§ **WHAT THE EXERCISE ASKS**
For every line in the records below that holds "Enable", make a copy.

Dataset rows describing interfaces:
-- -- --

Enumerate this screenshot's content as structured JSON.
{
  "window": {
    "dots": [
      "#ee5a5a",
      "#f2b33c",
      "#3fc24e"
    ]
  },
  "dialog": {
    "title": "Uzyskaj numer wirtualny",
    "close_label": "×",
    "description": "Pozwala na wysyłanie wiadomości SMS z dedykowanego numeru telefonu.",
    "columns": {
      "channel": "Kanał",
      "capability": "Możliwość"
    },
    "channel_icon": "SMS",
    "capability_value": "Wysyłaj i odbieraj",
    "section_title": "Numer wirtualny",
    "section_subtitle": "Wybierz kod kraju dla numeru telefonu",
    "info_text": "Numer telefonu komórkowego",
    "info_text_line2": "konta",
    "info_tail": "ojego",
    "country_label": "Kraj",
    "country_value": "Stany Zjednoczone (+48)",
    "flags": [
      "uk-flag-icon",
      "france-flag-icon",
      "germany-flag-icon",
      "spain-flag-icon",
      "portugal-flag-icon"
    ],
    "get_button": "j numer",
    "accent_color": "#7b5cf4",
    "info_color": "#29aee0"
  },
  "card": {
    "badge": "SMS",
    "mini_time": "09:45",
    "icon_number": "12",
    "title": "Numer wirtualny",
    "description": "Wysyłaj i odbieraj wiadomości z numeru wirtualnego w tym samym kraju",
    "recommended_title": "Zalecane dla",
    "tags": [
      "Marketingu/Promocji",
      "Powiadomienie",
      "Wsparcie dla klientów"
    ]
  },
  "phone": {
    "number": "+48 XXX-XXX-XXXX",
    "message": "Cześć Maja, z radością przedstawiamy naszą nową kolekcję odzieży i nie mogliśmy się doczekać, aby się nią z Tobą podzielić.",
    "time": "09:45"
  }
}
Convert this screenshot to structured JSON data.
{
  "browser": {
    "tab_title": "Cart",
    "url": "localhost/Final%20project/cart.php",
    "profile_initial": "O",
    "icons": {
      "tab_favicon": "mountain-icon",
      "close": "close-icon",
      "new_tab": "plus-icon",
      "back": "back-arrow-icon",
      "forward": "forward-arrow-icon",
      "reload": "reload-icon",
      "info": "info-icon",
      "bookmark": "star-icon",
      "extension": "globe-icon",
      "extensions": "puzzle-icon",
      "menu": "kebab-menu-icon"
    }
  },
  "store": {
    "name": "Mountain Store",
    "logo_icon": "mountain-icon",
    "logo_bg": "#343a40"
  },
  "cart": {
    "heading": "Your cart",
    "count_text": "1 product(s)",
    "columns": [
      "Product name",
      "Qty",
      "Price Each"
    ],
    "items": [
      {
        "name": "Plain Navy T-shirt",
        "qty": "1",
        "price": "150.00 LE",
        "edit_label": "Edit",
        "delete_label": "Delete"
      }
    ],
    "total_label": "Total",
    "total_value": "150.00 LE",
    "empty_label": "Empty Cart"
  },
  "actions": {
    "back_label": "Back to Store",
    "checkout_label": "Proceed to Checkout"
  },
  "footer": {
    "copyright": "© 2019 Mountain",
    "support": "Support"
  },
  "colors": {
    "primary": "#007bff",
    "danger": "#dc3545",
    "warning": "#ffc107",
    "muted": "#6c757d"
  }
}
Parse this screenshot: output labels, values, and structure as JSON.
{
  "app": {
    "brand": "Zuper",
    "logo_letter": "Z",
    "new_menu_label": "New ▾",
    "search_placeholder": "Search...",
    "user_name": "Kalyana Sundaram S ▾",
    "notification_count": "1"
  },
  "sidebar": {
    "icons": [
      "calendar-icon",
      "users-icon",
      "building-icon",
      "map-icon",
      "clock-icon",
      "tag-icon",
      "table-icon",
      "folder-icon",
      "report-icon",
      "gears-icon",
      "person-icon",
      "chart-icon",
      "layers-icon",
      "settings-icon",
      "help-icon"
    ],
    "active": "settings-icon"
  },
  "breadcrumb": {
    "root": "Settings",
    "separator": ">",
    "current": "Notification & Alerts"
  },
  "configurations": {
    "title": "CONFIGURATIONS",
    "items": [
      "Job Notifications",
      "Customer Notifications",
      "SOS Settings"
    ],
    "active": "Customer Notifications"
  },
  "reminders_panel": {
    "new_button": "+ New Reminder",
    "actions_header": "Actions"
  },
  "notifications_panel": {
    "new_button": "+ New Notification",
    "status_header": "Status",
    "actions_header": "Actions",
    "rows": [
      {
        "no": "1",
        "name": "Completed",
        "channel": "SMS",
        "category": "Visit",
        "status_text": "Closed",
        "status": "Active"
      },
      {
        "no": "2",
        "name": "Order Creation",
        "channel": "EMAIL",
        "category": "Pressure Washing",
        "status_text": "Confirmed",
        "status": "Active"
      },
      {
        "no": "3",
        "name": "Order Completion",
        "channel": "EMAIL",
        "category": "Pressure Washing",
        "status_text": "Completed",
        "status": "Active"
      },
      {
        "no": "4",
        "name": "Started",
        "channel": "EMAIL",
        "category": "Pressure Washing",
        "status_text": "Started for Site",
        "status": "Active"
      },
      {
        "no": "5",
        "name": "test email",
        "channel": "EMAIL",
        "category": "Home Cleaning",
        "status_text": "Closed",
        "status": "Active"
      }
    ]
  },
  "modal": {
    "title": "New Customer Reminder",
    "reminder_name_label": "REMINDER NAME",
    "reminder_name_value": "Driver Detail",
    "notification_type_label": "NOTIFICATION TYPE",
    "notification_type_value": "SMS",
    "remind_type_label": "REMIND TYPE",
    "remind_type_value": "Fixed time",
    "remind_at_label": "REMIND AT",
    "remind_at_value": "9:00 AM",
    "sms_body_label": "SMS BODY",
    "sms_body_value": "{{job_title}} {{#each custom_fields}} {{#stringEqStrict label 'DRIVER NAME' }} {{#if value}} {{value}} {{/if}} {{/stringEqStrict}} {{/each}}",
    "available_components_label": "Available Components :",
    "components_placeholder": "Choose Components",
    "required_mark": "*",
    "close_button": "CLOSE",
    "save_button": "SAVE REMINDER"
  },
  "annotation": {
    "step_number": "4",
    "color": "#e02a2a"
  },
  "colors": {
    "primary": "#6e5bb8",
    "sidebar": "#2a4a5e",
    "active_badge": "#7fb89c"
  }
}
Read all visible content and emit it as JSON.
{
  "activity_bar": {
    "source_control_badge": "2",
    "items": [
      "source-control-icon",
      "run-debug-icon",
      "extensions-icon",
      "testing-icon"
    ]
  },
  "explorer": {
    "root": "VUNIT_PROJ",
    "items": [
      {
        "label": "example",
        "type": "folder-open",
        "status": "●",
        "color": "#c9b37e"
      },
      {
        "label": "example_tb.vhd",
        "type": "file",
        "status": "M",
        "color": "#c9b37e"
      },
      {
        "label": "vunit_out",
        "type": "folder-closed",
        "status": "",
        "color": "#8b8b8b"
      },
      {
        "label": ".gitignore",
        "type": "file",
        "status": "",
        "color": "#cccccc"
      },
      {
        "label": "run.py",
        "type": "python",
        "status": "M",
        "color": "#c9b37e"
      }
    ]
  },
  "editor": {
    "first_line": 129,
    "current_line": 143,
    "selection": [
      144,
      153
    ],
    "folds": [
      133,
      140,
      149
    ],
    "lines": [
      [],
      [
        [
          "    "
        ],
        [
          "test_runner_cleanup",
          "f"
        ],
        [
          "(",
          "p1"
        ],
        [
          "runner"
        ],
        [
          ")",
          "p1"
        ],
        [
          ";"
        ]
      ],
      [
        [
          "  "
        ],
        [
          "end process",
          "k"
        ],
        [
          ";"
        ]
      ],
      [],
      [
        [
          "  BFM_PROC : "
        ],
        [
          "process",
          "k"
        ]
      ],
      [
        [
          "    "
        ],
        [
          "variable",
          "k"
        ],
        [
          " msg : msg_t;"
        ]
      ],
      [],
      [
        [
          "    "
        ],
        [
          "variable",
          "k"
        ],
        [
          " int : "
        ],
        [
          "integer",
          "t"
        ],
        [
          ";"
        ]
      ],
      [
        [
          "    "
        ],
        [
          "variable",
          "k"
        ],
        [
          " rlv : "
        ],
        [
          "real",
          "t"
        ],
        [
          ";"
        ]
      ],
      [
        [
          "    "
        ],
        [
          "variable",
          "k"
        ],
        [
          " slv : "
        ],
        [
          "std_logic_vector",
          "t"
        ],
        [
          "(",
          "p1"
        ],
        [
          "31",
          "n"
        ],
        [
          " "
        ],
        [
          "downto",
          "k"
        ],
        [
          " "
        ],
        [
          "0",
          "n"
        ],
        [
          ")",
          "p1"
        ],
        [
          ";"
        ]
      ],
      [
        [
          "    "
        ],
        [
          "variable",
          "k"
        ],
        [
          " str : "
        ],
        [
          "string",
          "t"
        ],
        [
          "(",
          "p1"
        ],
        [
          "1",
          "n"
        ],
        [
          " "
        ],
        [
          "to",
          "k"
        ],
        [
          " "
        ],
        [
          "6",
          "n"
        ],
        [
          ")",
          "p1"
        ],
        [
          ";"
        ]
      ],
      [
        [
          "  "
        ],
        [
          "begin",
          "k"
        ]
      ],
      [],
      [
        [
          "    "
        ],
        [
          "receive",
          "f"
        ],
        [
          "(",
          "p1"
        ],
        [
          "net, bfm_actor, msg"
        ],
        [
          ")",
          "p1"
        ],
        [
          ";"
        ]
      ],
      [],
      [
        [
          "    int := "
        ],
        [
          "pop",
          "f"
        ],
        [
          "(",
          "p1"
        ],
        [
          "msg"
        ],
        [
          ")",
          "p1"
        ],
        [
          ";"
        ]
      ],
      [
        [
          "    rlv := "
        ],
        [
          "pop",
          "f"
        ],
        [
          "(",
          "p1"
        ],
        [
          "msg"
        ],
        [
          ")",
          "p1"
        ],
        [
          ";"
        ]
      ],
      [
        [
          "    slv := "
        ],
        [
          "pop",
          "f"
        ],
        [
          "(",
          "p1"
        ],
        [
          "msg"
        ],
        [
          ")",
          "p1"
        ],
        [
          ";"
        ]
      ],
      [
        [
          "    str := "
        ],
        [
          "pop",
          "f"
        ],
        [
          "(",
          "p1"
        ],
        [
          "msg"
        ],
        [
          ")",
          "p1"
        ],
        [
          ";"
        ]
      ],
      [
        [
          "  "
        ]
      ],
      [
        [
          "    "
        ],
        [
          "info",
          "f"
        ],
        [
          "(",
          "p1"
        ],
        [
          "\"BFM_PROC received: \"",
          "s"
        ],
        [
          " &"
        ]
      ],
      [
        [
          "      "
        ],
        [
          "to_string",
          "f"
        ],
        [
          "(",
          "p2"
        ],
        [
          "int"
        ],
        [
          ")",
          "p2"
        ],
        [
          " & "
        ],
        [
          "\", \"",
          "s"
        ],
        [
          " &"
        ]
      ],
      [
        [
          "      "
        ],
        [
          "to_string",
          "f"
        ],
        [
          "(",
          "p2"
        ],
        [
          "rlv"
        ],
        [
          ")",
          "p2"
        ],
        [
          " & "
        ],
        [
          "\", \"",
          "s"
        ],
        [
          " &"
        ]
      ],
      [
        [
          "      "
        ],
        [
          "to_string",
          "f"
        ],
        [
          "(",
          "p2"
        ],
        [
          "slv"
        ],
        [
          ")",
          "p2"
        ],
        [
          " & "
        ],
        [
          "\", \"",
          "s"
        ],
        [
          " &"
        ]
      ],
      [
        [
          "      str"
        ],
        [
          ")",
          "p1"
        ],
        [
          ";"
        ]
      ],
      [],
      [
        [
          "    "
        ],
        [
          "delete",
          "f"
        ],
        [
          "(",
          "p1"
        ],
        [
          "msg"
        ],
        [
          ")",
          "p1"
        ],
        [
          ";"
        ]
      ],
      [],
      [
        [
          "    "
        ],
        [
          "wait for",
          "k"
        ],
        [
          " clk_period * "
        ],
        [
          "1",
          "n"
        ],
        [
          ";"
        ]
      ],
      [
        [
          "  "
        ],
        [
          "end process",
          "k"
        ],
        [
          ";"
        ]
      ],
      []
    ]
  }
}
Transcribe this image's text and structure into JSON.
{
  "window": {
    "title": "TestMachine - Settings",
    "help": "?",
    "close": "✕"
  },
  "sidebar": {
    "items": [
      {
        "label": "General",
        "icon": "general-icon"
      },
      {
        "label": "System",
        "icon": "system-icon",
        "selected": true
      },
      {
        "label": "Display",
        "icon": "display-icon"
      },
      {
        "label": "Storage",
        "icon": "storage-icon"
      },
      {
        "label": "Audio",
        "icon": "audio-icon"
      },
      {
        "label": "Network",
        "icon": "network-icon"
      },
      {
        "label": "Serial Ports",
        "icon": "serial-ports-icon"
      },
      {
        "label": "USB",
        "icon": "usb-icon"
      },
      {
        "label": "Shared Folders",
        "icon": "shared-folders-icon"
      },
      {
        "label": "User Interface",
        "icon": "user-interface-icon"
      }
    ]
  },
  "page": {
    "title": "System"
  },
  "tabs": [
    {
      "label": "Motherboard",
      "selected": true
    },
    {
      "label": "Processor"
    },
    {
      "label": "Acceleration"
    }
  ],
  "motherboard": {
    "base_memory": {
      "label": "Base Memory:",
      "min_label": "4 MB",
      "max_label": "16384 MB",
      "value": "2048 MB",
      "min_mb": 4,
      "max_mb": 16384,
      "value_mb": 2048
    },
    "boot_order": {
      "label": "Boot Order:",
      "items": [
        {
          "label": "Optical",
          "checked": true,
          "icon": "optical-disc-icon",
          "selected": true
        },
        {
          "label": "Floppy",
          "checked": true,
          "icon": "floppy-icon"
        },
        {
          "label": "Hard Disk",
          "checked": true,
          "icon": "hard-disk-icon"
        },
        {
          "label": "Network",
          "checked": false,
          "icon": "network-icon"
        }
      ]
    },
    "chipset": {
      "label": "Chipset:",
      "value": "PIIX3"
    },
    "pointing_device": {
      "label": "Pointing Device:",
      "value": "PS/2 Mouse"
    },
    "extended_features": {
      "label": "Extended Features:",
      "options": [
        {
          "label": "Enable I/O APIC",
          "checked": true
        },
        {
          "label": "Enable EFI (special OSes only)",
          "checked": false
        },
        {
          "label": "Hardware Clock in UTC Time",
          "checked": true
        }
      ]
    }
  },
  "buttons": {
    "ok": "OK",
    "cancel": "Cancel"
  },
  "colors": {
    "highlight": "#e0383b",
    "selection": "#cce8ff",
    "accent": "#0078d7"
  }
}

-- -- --

§ **ANSWER TO THIS EXERCISE**
          "label": "Enable I/O APIC",
          "label": "Enable EFI (special OSes only)",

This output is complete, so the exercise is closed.